Task details: Report every line of the records below that contains the word "Create".

Supplied entries Start Marker

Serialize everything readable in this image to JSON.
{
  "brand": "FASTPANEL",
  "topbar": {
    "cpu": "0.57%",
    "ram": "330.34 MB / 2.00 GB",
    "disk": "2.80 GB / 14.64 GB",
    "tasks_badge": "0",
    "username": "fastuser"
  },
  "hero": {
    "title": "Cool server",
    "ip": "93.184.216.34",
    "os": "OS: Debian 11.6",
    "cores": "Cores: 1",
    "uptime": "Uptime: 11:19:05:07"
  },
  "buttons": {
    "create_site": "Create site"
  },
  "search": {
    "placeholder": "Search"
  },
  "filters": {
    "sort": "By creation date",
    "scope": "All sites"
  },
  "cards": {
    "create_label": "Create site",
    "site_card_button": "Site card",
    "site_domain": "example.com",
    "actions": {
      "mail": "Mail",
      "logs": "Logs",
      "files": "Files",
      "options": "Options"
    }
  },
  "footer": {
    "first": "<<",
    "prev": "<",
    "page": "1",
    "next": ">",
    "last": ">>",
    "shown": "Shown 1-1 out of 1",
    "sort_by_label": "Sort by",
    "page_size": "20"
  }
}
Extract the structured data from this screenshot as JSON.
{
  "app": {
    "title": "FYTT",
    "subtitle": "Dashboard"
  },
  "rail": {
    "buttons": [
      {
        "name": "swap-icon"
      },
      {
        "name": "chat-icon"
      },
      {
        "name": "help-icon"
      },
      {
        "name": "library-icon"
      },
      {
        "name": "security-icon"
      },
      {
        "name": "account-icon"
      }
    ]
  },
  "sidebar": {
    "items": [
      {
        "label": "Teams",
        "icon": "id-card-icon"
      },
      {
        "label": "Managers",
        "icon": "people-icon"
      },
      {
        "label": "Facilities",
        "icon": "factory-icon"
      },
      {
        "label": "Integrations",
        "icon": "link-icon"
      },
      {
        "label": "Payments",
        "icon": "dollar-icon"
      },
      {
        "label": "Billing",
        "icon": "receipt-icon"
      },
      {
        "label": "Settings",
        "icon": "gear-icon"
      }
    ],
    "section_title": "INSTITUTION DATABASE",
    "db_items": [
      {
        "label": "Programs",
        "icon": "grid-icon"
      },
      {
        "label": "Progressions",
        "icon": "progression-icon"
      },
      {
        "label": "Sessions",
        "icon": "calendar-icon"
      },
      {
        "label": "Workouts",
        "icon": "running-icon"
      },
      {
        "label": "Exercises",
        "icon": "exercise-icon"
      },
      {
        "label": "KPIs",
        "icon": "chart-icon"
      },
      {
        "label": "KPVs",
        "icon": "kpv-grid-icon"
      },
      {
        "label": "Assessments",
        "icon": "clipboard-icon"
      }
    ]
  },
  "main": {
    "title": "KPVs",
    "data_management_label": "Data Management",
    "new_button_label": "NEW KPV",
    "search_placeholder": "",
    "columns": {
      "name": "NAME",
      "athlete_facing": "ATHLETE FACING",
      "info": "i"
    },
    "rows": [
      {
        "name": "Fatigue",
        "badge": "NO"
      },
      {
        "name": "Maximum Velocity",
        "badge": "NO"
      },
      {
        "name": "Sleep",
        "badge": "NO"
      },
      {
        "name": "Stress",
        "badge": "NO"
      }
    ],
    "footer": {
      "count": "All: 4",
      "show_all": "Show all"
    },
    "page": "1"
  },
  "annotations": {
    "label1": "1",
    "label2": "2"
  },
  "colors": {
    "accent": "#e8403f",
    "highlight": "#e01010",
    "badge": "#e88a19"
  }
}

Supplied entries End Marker

Task result:
    "create_site": "Create site"
    "create_label": "Create site",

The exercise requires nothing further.